* Interface dataset entries *
********************

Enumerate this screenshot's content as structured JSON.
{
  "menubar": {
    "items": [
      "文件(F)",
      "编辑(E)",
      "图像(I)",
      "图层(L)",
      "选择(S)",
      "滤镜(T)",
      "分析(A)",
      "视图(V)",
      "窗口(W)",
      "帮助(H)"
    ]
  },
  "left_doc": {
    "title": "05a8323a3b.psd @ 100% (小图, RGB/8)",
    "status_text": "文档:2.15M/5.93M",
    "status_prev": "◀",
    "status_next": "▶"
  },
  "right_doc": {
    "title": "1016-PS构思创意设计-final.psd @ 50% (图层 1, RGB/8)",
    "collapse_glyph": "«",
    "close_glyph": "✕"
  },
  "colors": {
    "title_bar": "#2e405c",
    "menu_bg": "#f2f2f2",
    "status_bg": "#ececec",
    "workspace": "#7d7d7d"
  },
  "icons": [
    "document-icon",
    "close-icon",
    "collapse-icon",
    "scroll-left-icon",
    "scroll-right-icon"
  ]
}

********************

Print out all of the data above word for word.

* Answer to this task *
Enumerate this screenshot's content as structured JSON.
{
  "menubar": {
    "items": [
      "文件(F)",
      "编辑(E)",
      "图像(I)",
      "图层(L)",
      "选择(S)",
      "滤镜(T)",
      "分析(A)",
      "视图(V)",
      "窗口(W)",
      "帮助(H)"
    ]
  },
  "left_doc": {
    "title": "05a8323a3b.psd @ 100% (小图, RGB/8)",
    "status_text": "文档:2.15M/5.93M",
    "status_prev": "◀",
    "status_next": "▶"
  },
  "right_doc": {
    "title": "1016-PS构思创意设计-final.psd @ 50% (图层 1, RGB/8)",
    "collapse_glyph": "«",
    "close_glyph": "✕"
  },
  "colors": {
    "title_bar": "#2e405c",
    "menu_bg": "#f2f2f2",
    "status_bg": "#ececec",
    "workspace": "#7d7d7d"
  },
  "icons": [
    "document-icon",
    "close-icon",
    "collapse-icon",
    "scroll-left-icon",
    "scroll-right-icon"
  ]
}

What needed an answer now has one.